Nasiriya was ugly, and it’s far from secure. Destroying several hundred civilian homes and dropping cluster bombs indiscriminately did not quell the guerilla resistance or cause the populace to expel their fighters. This illustrates the poverty of the assumption that removing key Baathist leaders will lead to a quick cessation of partisan resistance against the US/UK invaders.
Today I read that, apparently, Nasiriya demonstrated to at least one other person that the Iraq enterprise was a doomed folly.
If the details of what happened at Nasiriya had been gathered, recognized and analyzed more soberly early on, instead of trampled on in a rush of triumphalism, coalition forces might have learned useful lessons for the reconstruction of Iraq: the limits of military power, the importance of a proper understanding of the complexity of a place and its people, the perils of underestimating an enemy … The battle of Nasiriya taught that there was, contrary to first appearances, no simple route to Baghdad.
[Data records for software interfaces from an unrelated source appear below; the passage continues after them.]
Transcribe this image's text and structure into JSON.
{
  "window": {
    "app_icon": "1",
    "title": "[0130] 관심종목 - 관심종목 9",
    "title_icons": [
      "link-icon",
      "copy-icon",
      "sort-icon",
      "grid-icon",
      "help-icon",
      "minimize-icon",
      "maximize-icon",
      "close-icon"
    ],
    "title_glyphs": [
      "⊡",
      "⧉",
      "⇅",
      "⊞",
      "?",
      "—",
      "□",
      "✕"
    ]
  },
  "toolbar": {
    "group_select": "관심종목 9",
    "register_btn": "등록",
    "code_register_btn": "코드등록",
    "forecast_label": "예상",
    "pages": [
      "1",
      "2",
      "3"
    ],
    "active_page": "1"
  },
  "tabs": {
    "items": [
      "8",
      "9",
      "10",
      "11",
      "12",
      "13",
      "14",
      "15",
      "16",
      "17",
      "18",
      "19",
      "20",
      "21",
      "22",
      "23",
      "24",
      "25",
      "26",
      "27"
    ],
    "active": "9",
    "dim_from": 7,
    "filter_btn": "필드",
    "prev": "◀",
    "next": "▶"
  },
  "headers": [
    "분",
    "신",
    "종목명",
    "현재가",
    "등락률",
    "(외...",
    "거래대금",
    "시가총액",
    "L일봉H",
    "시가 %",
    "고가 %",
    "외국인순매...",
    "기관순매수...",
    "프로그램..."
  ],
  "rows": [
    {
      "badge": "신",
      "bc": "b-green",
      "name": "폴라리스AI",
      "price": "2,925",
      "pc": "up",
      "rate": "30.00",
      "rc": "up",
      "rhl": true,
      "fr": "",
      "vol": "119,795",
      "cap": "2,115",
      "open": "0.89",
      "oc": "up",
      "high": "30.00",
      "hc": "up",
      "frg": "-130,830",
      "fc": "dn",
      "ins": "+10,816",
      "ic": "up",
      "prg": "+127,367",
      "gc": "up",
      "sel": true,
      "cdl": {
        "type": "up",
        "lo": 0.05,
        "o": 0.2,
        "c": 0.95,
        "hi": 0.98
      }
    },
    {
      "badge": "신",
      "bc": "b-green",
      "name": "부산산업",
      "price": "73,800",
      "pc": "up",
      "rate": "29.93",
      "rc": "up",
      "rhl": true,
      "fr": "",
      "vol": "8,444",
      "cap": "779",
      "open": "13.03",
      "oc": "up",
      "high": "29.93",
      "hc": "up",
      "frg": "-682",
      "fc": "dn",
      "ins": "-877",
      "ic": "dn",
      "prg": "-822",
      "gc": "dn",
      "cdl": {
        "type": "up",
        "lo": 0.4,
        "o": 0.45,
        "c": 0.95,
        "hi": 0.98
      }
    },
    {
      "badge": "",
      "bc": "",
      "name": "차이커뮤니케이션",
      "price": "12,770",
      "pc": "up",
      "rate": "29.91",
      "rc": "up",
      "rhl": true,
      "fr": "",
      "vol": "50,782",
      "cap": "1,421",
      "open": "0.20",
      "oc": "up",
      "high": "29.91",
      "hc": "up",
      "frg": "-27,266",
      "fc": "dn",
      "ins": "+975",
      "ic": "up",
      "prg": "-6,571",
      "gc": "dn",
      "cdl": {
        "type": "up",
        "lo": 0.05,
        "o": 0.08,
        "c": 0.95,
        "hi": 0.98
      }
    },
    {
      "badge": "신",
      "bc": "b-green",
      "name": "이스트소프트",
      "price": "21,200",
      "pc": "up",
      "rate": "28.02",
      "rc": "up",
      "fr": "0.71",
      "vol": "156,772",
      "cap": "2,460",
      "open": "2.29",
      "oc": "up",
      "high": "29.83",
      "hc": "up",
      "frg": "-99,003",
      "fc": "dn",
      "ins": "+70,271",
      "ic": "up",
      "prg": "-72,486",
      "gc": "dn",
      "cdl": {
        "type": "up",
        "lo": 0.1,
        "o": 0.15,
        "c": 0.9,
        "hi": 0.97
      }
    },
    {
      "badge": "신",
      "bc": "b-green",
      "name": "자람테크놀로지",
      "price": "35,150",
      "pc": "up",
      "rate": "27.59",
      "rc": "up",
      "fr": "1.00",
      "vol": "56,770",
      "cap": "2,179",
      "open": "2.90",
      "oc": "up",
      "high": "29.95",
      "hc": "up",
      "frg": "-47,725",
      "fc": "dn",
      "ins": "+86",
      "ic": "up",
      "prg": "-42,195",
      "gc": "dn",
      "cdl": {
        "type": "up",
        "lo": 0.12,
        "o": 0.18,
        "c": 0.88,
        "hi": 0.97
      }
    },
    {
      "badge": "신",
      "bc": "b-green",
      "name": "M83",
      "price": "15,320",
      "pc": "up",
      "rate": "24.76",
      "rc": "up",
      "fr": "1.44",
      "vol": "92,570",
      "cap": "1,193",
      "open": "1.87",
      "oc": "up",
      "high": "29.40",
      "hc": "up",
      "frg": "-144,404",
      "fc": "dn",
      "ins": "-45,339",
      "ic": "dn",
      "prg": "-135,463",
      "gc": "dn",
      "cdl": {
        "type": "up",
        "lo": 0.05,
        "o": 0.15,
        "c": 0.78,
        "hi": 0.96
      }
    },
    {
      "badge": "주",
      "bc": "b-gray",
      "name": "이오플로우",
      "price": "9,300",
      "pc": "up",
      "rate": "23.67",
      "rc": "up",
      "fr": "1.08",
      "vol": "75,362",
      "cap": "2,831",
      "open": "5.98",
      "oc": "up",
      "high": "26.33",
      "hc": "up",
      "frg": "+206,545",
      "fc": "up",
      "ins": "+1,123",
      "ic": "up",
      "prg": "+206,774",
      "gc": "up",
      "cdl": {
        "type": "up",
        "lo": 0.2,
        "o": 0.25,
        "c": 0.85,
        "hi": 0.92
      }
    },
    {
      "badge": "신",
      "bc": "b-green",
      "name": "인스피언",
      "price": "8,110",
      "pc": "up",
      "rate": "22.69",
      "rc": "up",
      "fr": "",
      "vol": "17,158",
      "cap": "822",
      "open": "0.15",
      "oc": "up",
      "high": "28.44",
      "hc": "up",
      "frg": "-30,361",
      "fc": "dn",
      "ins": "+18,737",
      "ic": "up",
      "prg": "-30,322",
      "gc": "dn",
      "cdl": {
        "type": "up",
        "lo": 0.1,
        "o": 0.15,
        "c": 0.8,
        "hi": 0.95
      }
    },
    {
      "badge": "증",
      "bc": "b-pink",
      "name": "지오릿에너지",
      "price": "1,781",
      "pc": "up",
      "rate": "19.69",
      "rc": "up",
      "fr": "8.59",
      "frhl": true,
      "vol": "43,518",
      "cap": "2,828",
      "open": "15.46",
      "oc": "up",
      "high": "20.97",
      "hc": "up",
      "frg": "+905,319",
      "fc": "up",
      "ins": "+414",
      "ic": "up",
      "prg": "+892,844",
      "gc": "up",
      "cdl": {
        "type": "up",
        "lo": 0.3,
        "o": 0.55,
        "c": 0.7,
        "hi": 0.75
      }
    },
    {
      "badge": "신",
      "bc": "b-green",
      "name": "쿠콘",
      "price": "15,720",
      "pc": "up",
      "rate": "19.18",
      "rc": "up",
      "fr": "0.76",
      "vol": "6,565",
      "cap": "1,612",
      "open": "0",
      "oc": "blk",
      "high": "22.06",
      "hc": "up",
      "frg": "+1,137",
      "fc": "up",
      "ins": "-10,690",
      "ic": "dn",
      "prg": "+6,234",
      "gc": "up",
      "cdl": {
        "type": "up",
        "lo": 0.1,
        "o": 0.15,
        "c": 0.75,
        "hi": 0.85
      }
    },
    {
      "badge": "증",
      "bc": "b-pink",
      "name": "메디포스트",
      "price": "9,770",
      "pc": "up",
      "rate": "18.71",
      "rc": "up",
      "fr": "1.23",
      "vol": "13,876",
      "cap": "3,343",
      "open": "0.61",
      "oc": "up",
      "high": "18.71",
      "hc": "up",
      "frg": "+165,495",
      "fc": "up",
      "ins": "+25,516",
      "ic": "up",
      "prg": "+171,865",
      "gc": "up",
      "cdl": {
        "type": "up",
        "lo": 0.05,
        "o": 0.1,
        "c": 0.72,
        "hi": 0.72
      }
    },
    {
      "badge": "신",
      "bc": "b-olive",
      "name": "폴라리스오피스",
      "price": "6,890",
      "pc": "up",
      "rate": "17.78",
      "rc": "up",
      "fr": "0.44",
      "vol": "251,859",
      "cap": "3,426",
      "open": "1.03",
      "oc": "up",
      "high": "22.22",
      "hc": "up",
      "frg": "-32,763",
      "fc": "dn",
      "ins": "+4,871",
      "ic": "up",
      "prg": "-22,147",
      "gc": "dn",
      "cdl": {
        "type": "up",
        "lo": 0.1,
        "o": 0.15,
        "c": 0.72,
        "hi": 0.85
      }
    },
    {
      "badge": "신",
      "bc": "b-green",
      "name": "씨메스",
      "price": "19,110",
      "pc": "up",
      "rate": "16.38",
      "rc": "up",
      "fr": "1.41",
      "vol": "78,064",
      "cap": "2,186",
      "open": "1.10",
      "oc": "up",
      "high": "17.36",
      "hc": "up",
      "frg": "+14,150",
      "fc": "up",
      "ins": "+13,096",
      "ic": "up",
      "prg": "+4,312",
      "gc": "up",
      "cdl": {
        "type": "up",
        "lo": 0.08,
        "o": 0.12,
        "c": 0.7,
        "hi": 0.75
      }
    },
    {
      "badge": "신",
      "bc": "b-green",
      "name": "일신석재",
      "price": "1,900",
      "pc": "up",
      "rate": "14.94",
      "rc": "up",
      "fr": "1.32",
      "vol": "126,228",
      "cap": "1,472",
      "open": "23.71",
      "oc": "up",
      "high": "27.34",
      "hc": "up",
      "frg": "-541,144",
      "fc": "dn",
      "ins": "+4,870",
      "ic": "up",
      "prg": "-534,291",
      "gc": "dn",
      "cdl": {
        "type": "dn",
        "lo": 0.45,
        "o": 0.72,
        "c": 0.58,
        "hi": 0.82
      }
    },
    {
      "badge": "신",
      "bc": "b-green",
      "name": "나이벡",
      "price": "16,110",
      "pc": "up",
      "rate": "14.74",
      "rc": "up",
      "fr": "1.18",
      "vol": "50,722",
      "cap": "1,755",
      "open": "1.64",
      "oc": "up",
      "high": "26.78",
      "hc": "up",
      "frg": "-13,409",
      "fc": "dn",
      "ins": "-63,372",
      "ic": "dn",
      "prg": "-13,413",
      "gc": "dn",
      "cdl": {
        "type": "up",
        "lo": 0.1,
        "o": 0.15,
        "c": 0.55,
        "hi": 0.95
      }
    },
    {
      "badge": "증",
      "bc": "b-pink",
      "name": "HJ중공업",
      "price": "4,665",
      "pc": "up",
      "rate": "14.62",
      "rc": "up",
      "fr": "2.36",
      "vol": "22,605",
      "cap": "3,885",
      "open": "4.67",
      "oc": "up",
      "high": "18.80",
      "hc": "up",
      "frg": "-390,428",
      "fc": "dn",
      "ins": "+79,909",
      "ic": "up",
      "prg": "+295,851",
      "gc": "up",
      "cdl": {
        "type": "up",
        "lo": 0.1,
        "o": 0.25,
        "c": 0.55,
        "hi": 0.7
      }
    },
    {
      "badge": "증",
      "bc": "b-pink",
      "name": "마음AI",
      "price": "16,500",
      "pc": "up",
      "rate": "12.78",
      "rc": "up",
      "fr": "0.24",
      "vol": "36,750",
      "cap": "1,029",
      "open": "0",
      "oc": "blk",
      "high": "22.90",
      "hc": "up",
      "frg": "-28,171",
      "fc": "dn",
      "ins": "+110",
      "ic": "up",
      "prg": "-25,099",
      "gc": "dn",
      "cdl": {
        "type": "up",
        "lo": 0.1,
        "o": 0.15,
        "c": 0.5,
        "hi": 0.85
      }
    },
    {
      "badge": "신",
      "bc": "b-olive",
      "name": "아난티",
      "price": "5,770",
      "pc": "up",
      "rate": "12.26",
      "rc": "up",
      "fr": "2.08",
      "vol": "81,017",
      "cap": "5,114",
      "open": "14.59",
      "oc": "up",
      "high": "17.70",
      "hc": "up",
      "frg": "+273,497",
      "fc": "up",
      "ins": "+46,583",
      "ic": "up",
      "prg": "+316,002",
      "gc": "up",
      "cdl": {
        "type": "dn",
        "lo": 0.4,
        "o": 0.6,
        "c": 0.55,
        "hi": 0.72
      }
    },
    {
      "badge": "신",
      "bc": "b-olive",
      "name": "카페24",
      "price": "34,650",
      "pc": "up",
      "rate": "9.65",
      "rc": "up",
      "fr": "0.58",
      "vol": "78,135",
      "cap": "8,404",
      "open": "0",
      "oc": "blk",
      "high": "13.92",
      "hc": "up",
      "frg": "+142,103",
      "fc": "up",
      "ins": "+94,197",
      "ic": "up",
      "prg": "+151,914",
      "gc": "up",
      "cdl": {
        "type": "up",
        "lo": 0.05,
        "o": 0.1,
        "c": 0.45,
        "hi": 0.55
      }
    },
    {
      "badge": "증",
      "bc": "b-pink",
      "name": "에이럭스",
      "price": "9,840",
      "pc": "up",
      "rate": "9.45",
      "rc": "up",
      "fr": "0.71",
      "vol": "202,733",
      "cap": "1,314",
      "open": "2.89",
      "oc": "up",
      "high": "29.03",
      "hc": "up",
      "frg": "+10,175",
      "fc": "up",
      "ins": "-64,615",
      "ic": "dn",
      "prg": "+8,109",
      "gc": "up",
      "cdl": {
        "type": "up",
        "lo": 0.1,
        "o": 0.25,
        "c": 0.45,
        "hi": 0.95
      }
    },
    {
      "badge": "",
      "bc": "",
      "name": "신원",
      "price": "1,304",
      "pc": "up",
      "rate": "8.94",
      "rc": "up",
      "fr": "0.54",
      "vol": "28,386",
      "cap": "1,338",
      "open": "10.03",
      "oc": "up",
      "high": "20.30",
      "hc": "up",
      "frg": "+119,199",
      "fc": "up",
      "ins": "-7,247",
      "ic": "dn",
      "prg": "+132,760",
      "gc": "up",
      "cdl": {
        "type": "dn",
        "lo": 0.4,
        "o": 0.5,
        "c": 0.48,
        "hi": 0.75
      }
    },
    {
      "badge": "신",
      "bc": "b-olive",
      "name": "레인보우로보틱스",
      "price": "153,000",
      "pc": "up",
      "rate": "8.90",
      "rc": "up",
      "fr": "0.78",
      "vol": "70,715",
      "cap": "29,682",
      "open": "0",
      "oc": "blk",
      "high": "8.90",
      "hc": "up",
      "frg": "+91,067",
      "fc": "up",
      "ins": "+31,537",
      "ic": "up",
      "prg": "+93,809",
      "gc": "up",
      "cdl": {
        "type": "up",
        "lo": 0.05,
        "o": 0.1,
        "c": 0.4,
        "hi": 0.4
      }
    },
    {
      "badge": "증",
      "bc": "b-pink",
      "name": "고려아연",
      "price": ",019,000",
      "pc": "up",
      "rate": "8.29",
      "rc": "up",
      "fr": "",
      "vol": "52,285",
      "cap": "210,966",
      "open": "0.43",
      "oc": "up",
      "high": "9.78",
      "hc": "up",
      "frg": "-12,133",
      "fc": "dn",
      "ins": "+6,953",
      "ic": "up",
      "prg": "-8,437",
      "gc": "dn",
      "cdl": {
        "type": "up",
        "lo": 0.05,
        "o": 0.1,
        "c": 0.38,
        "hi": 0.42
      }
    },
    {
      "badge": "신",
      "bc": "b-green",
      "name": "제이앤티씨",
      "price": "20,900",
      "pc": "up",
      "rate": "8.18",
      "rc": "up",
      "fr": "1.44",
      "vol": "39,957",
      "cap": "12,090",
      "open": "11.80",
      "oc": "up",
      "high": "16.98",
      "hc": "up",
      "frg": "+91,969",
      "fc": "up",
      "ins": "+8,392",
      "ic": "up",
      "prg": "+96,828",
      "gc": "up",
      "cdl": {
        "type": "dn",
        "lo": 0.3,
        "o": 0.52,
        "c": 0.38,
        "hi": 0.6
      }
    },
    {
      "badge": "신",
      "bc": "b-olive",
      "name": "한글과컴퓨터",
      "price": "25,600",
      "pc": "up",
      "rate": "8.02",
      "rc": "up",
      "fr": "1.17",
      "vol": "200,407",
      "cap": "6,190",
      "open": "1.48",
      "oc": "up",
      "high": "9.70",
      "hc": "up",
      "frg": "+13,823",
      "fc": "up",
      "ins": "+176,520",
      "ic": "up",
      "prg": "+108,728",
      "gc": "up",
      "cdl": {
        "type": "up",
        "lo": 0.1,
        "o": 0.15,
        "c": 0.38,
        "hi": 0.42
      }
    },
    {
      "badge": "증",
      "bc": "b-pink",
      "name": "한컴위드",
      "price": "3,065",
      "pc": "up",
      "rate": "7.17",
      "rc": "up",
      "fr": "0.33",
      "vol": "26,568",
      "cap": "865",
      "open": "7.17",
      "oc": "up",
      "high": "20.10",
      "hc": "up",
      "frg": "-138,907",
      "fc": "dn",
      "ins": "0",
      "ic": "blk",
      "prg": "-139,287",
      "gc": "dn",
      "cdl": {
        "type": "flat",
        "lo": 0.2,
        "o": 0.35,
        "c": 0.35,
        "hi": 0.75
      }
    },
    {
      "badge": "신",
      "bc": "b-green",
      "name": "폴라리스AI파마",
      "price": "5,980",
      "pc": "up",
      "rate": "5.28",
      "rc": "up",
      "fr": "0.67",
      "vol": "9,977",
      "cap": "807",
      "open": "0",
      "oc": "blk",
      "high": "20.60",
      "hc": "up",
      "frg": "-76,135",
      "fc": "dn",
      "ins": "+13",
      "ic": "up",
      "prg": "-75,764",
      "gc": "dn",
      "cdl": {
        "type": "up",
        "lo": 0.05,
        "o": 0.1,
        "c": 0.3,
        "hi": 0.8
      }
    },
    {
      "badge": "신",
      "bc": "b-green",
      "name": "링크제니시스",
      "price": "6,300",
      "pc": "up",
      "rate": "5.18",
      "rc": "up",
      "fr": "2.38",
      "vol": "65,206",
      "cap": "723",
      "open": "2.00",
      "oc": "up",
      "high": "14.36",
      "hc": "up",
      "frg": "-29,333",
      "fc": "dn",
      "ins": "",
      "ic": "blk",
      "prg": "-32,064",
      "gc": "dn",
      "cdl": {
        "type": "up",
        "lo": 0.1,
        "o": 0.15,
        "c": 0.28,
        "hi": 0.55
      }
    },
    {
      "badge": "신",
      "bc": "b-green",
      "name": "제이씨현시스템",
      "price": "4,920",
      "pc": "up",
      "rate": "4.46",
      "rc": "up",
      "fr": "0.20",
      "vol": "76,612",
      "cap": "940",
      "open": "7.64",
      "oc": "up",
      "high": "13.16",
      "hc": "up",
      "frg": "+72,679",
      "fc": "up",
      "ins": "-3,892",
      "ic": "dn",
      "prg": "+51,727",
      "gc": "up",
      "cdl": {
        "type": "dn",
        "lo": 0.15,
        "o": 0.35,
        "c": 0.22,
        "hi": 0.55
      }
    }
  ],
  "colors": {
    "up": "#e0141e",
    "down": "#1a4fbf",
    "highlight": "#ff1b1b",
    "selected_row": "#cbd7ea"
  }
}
It should also serve to remind those in Washington that there will be no simple route out of it.